As I mentioned above, this recipe was created by my sweet, dearly departed grandmother Lillian (who we all called Grandma Garrison). By the time I came into the picture, my grandmother was well into her years and well known for her sweets. Some of my all time favorites were raisin fills (cookies with a little pocket in the center containing raisins and spices), popcorn balls, and butterscotch bars.
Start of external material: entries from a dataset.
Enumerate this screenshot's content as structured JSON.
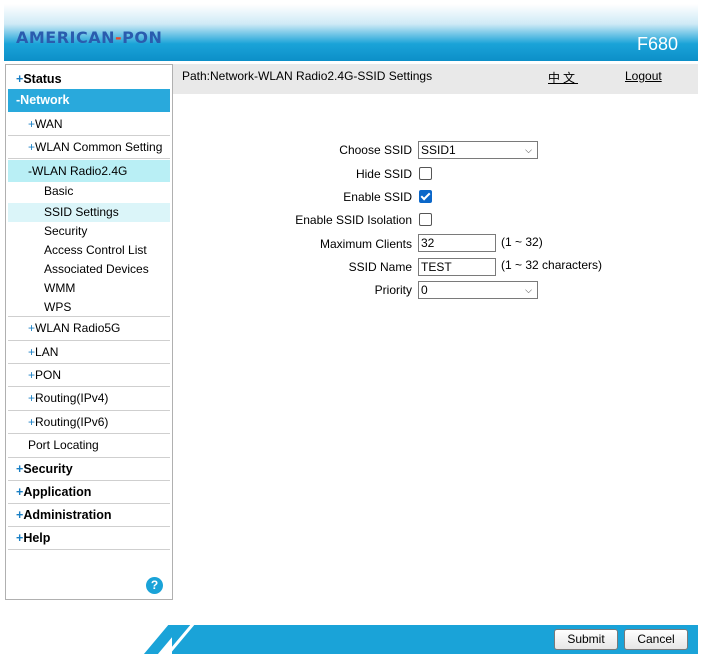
{
  "brand": {
    "logo_part1": "AMERICAN",
    "logo_dash": "-",
    "logo_part2": "PON",
    "model": "F680"
  },
  "sidebar": {
    "status": "Status",
    "network": "-Network",
    "wan": "WAN",
    "wlan_common": "WLAN Common Setting",
    "wlan24": "-WLAN Radio2.4G",
    "basic": "Basic",
    "ssid_settings": "SSID Settings",
    "security_leaf": "Security",
    "acl": "Access Control List",
    "associated": "Associated Devices",
    "wmm": "WMM",
    "wps": "WPS",
    "wlan5g": "WLAN Radio5G",
    "lan": "LAN",
    "pon": "PON",
    "routing4": "Routing(IPv4)",
    "routing6": "Routing(IPv6)",
    "port_locating": "Port Locating",
    "security": "Security",
    "application": "Application",
    "administration": "Administration",
    "help": "Help",
    "plus": "+",
    "help_icon": "?"
  },
  "pathbar": {
    "path": "Path:Network-WLAN Radio2.4G-SSID Settings",
    "lang": "中文",
    "logout": "Logout"
  },
  "form": {
    "choose_ssid_label": "Choose SSID",
    "choose_ssid_value": "SSID1",
    "hide_ssid_label": "Hide SSID",
    "hide_ssid_checked": false,
    "enable_ssid_label": "Enable SSID",
    "enable_ssid_checked": true,
    "isolation_label": "Enable SSID Isolation",
    "isolation_checked": false,
    "max_clients_label": "Maximum Clients",
    "max_clients_value": "32",
    "max_clients_hint": "(1 ~ 32)",
    "ssid_name_label": "SSID Name",
    "ssid_name_value": "TEST",
    "ssid_name_hint": "(1 ~ 32 characters)",
    "priority_label": "Priority",
    "priority_value": "0"
  },
  "footer": {
    "submit": "Submit",
    "cancel": "Cancel"
  },
  "icons": {
    "dropdown": "chevron-down-icon",
    "help": "help-icon"
  }
}
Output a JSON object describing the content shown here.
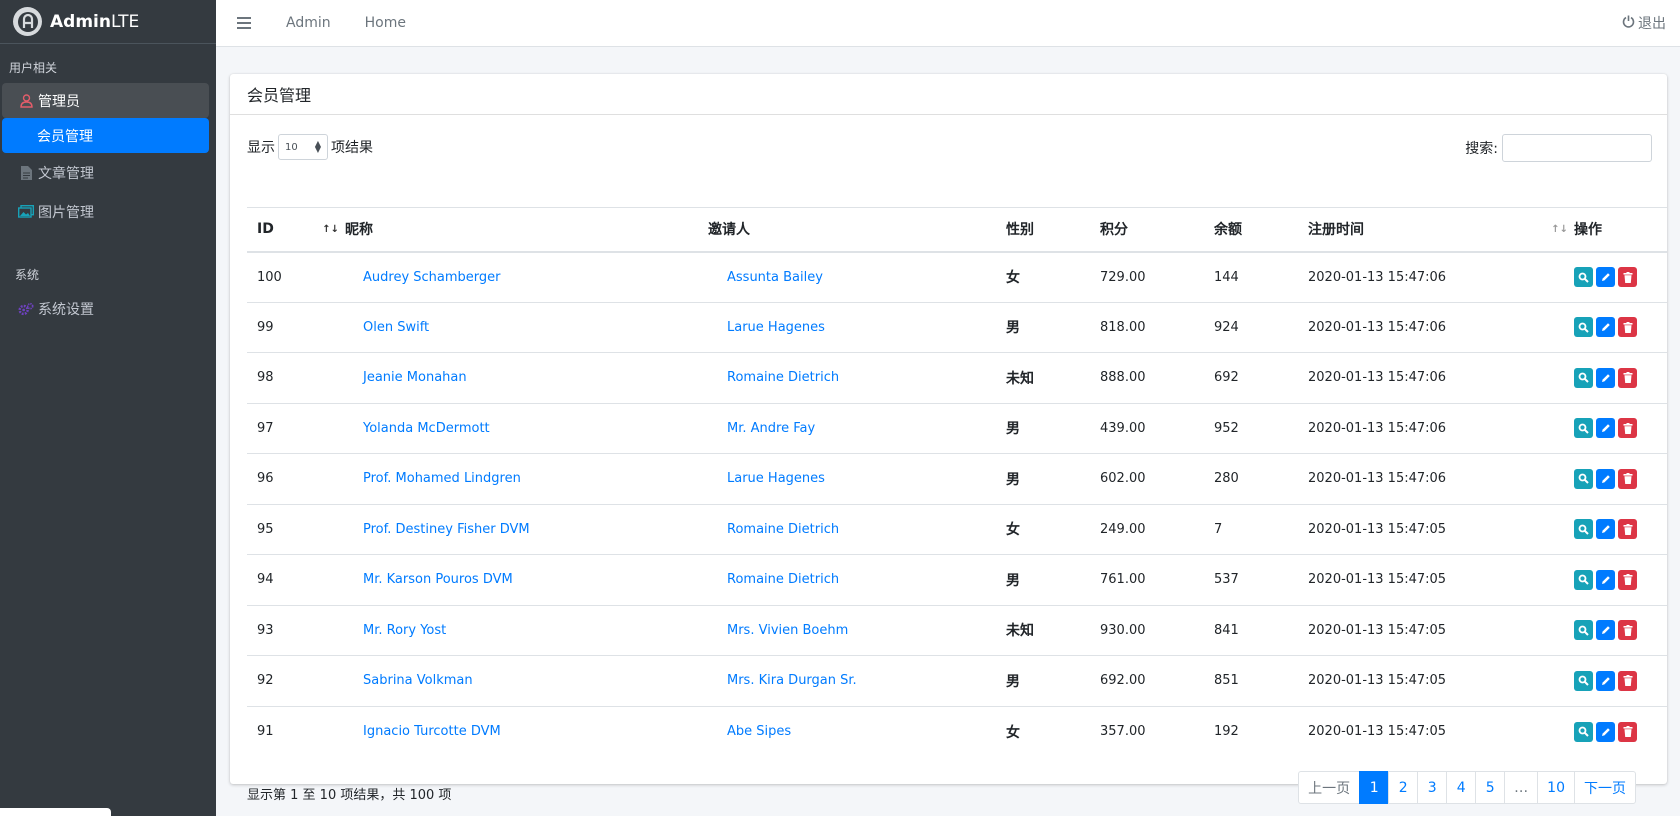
{
  "brand": {
    "name_bold": "Admin",
    "name_light": "LTE"
  },
  "sidebar": {
    "section1": "用户相关",
    "items": [
      {
        "label": "管理员",
        "icon": "user-icon"
      },
      {
        "label": "会员管理"
      },
      {
        "label": "文章管理",
        "icon": "file-icon"
      },
      {
        "label": "图片管理",
        "icon": "images-icon"
      }
    ],
    "section2": "系统",
    "system_item": {
      "label": "系统设置",
      "icon": "cogs-icon"
    }
  },
  "topnav": {
    "admin": "Admin",
    "home": "Home",
    "logout": "退出"
  },
  "card": {
    "title": "会员管理"
  },
  "length": {
    "prefix": "显示",
    "value": "10",
    "suffix": "项结果"
  },
  "search": {
    "label": "搜索:"
  },
  "table": {
    "headers": [
      "ID",
      "昵称",
      "邀请人",
      "性别",
      "积分",
      "余额",
      "注册时间",
      "操作"
    ],
    "rows": [
      [
        "100",
        "Audrey Schamberger",
        "Assunta Bailey",
        "女",
        "729.00",
        "144",
        "2020-01-13 15:47:06"
      ],
      [
        "99",
        "Olen Swift",
        "Larue Hagenes",
        "男",
        "818.00",
        "924",
        "2020-01-13 15:47:06"
      ],
      [
        "98",
        "Jeanie Monahan",
        "Romaine Dietrich",
        "未知",
        "888.00",
        "692",
        "2020-01-13 15:47:06"
      ],
      [
        "97",
        "Yolanda McDermott",
        "Mr. Andre Fay",
        "男",
        "439.00",
        "952",
        "2020-01-13 15:47:06"
      ],
      [
        "96",
        "Prof. Mohamed Lindgren",
        "Larue Hagenes",
        "男",
        "602.00",
        "280",
        "2020-01-13 15:47:06"
      ],
      [
        "95",
        "Prof. Destiney Fisher DVM",
        "Romaine Dietrich",
        "女",
        "249.00",
        "7",
        "2020-01-13 15:47:05"
      ],
      [
        "94",
        "Mr. Karson Pouros DVM",
        "Romaine Dietrich",
        "男",
        "761.00",
        "537",
        "2020-01-13 15:47:05"
      ],
      [
        "93",
        "Mr. Rory Yost",
        "Mrs. Vivien Boehm",
        "未知",
        "930.00",
        "841",
        "2020-01-13 15:47:05"
      ],
      [
        "92",
        "Sabrina Volkman",
        "Mrs. Kira Durgan Sr.",
        "男",
        "692.00",
        "851",
        "2020-01-13 15:47:05"
      ],
      [
        "91",
        "Ignacio Turcotte DVM",
        "Abe Sipes",
        "女",
        "357.00",
        "192",
        "2020-01-13 15:47:05"
      ]
    ]
  },
  "footer": {
    "info": "显示第 1 至 10 项结果，共 100 项"
  },
  "pagination": {
    "prev": "上一页",
    "pages": [
      "1",
      "2",
      "3",
      "4",
      "5",
      "…",
      "10"
    ],
    "next": "下一页"
  },
  "colors": {
    "sidebar_bg": "#343a40",
    "primary": "#007bff",
    "info": "#17a2b8",
    "danger": "#dc3545"
  }
}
My grandparents raised their family in the high desert of Southeast Washington. When their family was grown, my grandparents moved back to their home state, which was West Virginia. Three out of four daughters, including my mother, remained in Washington and raised their families. So, over the years, Christmas packages were often exchanged via the postal service. One year, my grandmother sent us her usual Christmas package. And as was her signature, the presents were packed tightly into the box by a special packing material. Instead of using Styrofoam peanuts or wadded newspaper, Grandma packed our presents with popcorn balls! We were thrilled! Also in the box, that year, was another present. Grandma had crocheted a slip that looked like a Christmas candle and had slipped it around a Pringles can. Mom appreciated the creativity of the Pringles candle and then set it on our fireplace mantle. We quickly forgot about it while the rest of the presents were opened. Much later in the day, my mother was on the phone with one of her sisters and was relaying the highlights of our Christmas morning, when she was asked how we liked the way grandma had “wrapped” our five pound candy. What? Where was it? Hidden in the Pringles can! I could just imagine my Grandma Garrison smiling her flawless false-toothed grin through the phone line as we told her we had almost missed our special treat.

Five pound candy is a cross between penuche fudge and caramel. It is a very simple recipe that can be very tricky and often doesn’t turn out as it should. Don’t worry too much about messing this one up. The recipe is tricky. But even when it failed for Grandma, she formed it into a log and rolled it in salted pecans or walnuts for a different treat. Before you try to make this recipe, I will give the warning that this may be dangerous to your healthful eating resolve. If you DO try this recipe, please let me know how it turns out.

Five Pound Candy
Written as Grandma wrote it.

6 cups white sugar
½ pound creamery butter (no oleo)
1 large can evaporated milk (12 oz)
1 small can evaporated milk (5 oz)
1 bottle red label Karo syrup (2 cups)
1 pound chopped nuts (optional)

Cook the first 5 ingredients together until it forms a firm ball in cold water (approximately 230 degrees with a cooking thermometer), stirring every 10 minutes or so. When it starts to boil, don’t stir. Remove from heat and beat until thick. Add nuts. Pour into greased pans. When cool, cut and serve.